Revan Jackson let me call John Mitchell

16:03

let me call Shelly Davis that's what

16:05

reporters do they make calls

16:08

before they report stuff and before they

16:11

tweet it and and before any of that

16:14

happened before my phone rang even one

16:16

time of any reporter except for you I

16:18

had uh Outlets reporting on in the

16:20

United Kingdom New Zealand uh Central

16:23

America all across the globe because as

16:25

Mark Twain said a lie goes around the

16:26

world before the truth puts on its pants

16:29

we know that because Mark TW never

16:30

actually said that that's just something

16:31

they was attributed to him so when we

16:33

talk about this this level of lazy

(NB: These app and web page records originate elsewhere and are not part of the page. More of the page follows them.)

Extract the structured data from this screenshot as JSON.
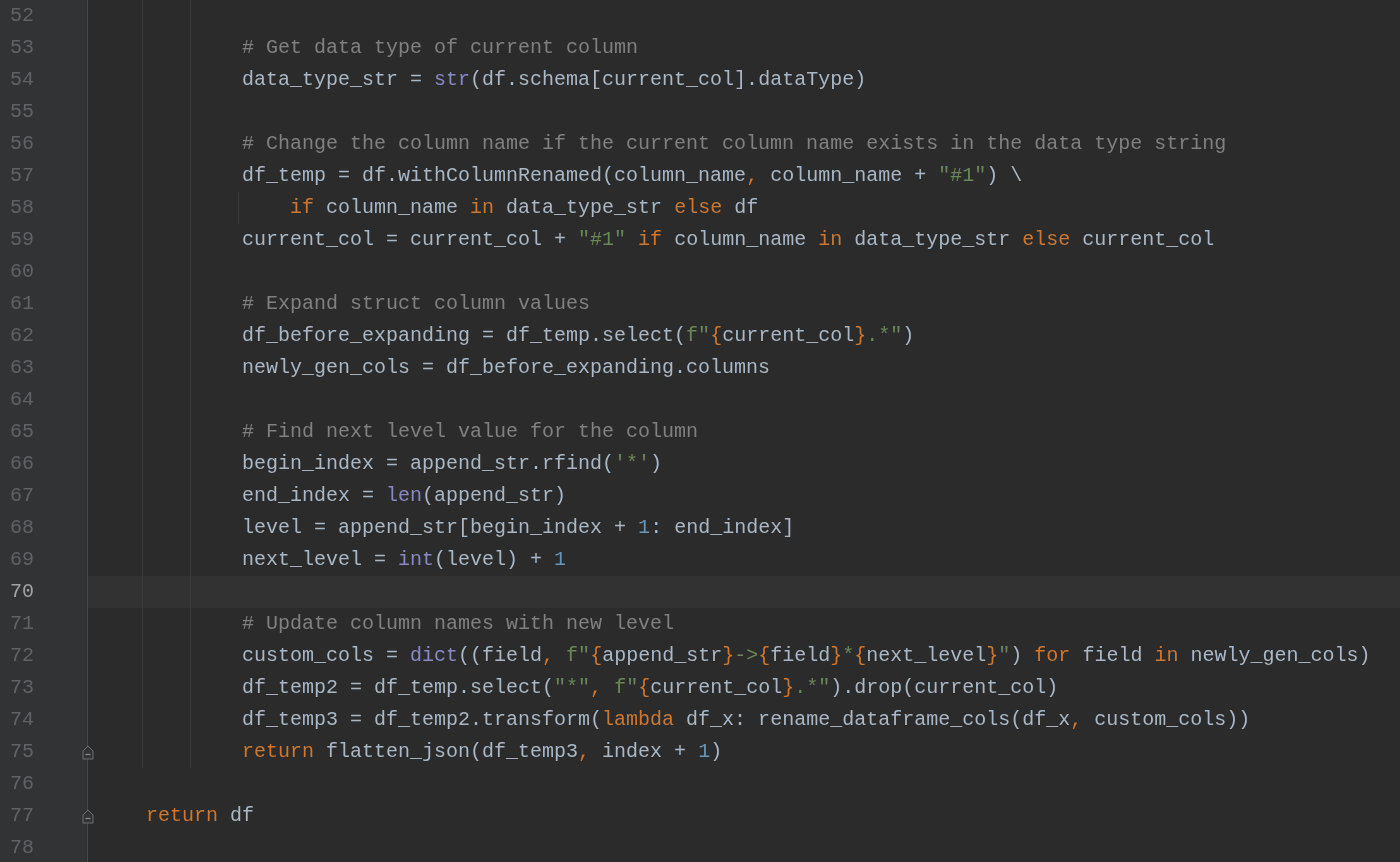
{
  "editor": {
    "lines": [
      {
        "number": "52",
        "current": false,
        "fold": false
      },
      {
        "number": "53",
        "current": false,
        "fold": false,
        "tokens": [
          {
            "kind": "comment",
            "text": "            # Get data type of current column"
          }
        ]
      },
      {
        "number": "54",
        "current": false,
        "fold": false,
        "tokens": [
          {
            "kind": "plain",
            "text": "            data_type_str = "
          },
          {
            "kind": "builtin",
            "text": "str"
          },
          {
            "kind": "plain",
            "text": "(df.schema[current_col].dataType)"
          }
        ]
      },
      {
        "number": "55",
        "current": false,
        "fold": false
      },
      {
        "number": "56",
        "current": false,
        "fold": false,
        "tokens": [
          {
            "kind": "comment",
            "text": "            # Change the column name if the current column name exists in the data type string"
          }
        ]
      },
      {
        "number": "57",
        "current": false,
        "fold": false,
        "tokens": [
          {
            "kind": "plain",
            "text": "            df_temp = df.withColumnRenamed(column_name"
          },
          {
            "kind": "punct",
            "text": ","
          },
          {
            "kind": "plain",
            "text": " column_name + "
          },
          {
            "kind": "string",
            "text": "\"#1\""
          },
          {
            "kind": "plain",
            "text": ") \\"
          }
        ]
      },
      {
        "number": "58",
        "current": false,
        "fold": false,
        "tokens": [
          {
            "kind": "keyword",
            "text": "                if"
          },
          {
            "kind": "plain",
            "text": " column_name "
          },
          {
            "kind": "keyword",
            "text": "in"
          },
          {
            "kind": "plain",
            "text": " data_type_str "
          },
          {
            "kind": "keyword",
            "text": "else"
          },
          {
            "kind": "plain",
            "text": " df"
          }
        ]
      },
      {
        "number": "59",
        "current": false,
        "fold": false,
        "tokens": [
          {
            "kind": "plain",
            "text": "            current_col = current_col + "
          },
          {
            "kind": "string",
            "text": "\"#1\""
          },
          {
            "kind": "keyword",
            "text": " if"
          },
          {
            "kind": "plain",
            "text": " column_name "
          },
          {
            "kind": "keyword",
            "text": "in"
          },
          {
            "kind": "plain",
            "text": " data_type_str "
          },
          {
            "kind": "keyword",
            "text": "else"
          },
          {
            "kind": "plain",
            "text": " current_col"
          }
        ]
      },
      {
        "number": "60",
        "current": false,
        "fold": false
      },
      {
        "number": "61",
        "current": false,
        "fold": false,
        "tokens": [
          {
            "kind": "comment",
            "text": "            # Expand struct column values"
          }
        ]
      },
      {
        "number": "62",
        "current": false,
        "fold": false,
        "tokens": [
          {
            "kind": "plain",
            "text": "            df_before_expanding = df_temp.select("
          },
          {
            "kind": "string",
            "text": "f\""
          },
          {
            "kind": "brace",
            "text": "{"
          },
          {
            "kind": "plain",
            "text": "current_col"
          },
          {
            "kind": "brace",
            "text": "}"
          },
          {
            "kind": "string",
            "text": ".*\""
          },
          {
            "kind": "plain",
            "text": ")"
          }
        ]
      },
      {
        "number": "63",
        "current": false,
        "fold": false,
        "tokens": [
          {
            "kind": "plain",
            "text": "            newly_gen_cols = df_before_expanding.columns"
          }
        ]
      },
      {
        "number": "64",
        "current": false,
        "fold": false
      },
      {
        "number": "65",
        "current": false,
        "fold": false,
        "tokens": [
          {
            "kind": "comment",
            "text": "            # Find next level value for the column"
          }
        ]
      },
      {
        "number": "66",
        "current": false,
        "fold": false,
        "tokens": [
          {
            "kind": "plain",
            "text": "            begin_index = append_str.rfind("
          },
          {
            "kind": "string",
            "text": "'*'"
          },
          {
            "kind": "plain",
            "text": ")"
          }
        ]
      },
      {
        "number": "67",
        "current": false,
        "fold": false,
        "tokens": [
          {
            "kind": "plain",
            "text": "            end_index = "
          },
          {
            "kind": "builtin",
            "text": "len"
          },
          {
            "kind": "plain",
            "text": "(append_str)"
          }
        ]
      },
      {
        "number": "68",
        "current": false,
        "fold": false,
        "tokens": [
          {
            "kind": "plain",
            "text": "            level = append_str[begin_index + "
          },
          {
            "kind": "number",
            "text": "1"
          },
          {
            "kind": "plain",
            "text": ": end_index]"
          }
        ]
      },
      {
        "number": "69",
        "current": false,
        "fold": false,
        "tokens": [
          {
            "kind": "plain",
            "text": "            next_level = "
          },
          {
            "kind": "builtin",
            "text": "int"
          },
          {
            "kind": "plain",
            "text": "(level) + "
          },
          {
            "kind": "number",
            "text": "1"
          }
        ]
      },
      {
        "number": "70",
        "current": true,
        "fold": false
      },
      {
        "number": "71",
        "current": false,
        "fold": false,
        "tokens": [
          {
            "kind": "comment",
            "text": "            # Update column names with new level"
          }
        ]
      },
      {
        "number": "72",
        "current": false,
        "fold": false,
        "tokens": [
          {
            "kind": "plain",
            "text": "            custom_cols = "
          },
          {
            "kind": "builtin",
            "text": "dict"
          },
          {
            "kind": "plain",
            "text": "((field"
          },
          {
            "kind": "punct",
            "text": ","
          },
          {
            "kind": "string",
            "text": " f\""
          },
          {
            "kind": "brace",
            "text": "{"
          },
          {
            "kind": "plain",
            "text": "append_str"
          },
          {
            "kind": "brace",
            "text": "}"
          },
          {
            "kind": "string",
            "text": "->"
          },
          {
            "kind": "brace",
            "text": "{"
          },
          {
            "kind": "plain",
            "text": "field"
          },
          {
            "kind": "brace",
            "text": "}"
          },
          {
            "kind": "string",
            "text": "*"
          },
          {
            "kind": "brace",
            "text": "{"
          },
          {
            "kind": "plain",
            "text": "next_level"
          },
          {
            "kind": "brace",
            "text": "}"
          },
          {
            "kind": "string",
            "text": "\""
          },
          {
            "kind": "plain",
            "text": ") "
          },
          {
            "kind": "keyword",
            "text": "for"
          },
          {
            "kind": "plain",
            "text": " field "
          },
          {
            "kind": "keyword",
            "text": "in"
          },
          {
            "kind": "plain",
            "text": " newly_gen_cols)"
          }
        ]
      },
      {
        "number": "73",
        "current": false,
        "fold": false,
        "tokens": [
          {
            "kind": "plain",
            "text": "            df_temp2 = df_temp.select("
          },
          {
            "kind": "string",
            "text": "\"*\""
          },
          {
            "kind": "punct",
            "text": ","
          },
          {
            "kind": "string",
            "text": " f\""
          },
          {
            "kind": "brace",
            "text": "{"
          },
          {
            "kind": "plain",
            "text": "current_col"
          },
          {
            "kind": "brace",
            "text": "}"
          },
          {
            "kind": "string",
            "text": ".*\""
          },
          {
            "kind": "plain",
            "text": ").drop(current_col)"
          }
        ]
      },
      {
        "number": "74",
        "current": false,
        "fold": false,
        "tokens": [
          {
            "kind": "plain",
            "text": "            df_temp3 = df_temp2.transform("
          },
          {
            "kind": "keyword",
            "text": "lambda"
          },
          {
            "kind": "plain",
            "text": " df_x: rename_dataframe_cols(df_x"
          },
          {
            "kind": "punct",
            "text": ","
          },
          {
            "kind": "plain",
            "text": " custom_cols))"
          }
        ]
      },
      {
        "number": "75",
        "current": false,
        "fold": true,
        "tokens": [
          {
            "kind": "keyword",
            "text": "            return"
          },
          {
            "kind": "plain",
            "text": " flatten_json(df_temp3"
          },
          {
            "kind": "punct",
            "text": ","
          },
          {
            "kind": "plain",
            "text": " index + "
          },
          {
            "kind": "number",
            "text": "1"
          },
          {
            "kind": "plain",
            "text": ")"
          }
        ]
      },
      {
        "number": "76",
        "current": false,
        "fold": false
      },
      {
        "number": "77",
        "current": false,
        "fold": true,
        "tokens": [
          {
            "kind": "keyword",
            "text": "    return"
          },
          {
            "kind": "plain",
            "text": " df"
          }
        ]
      },
      {
        "number": "78",
        "current": false,
        "fold": false
      }
    ]
  }
}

16:35

journalism that we have now we have

16:37

journalists and just assume people are

16:38

only going to read the headline no one's

16:40

going to look into it any deeper and

16:42

that their words will just be part of a

16:44

12h hour not 24-hour news cycle and

16:46

that's why they put absolutely no effort

16:48

into reporting actual media reporting

16:50

actual journalism and after reporting

16:52

the story they pick what the narrative

16:54

is first and then they find a story to

16:56

fit it as opposed to taking the facts as

16:58

they are just reporting to the public

17:00

and Scott here's the deal and again I I

17:02

need everybody watching to understand

17:03

that y'all watch this show I called out

17:06

NBC News when they did it I remember

17:09

when a root did it so this ain't oh man

17:12

you picking on Black Enterprise but

17:14

I'mma tell you when they ran that

17:16

crackpipe story and I just checked now

17:18

mind you nobody responded ain't even

17:21

going to name who I emailed but I email

17:23

the top people um but this was literally

17:26

the email that I sent jent y'all really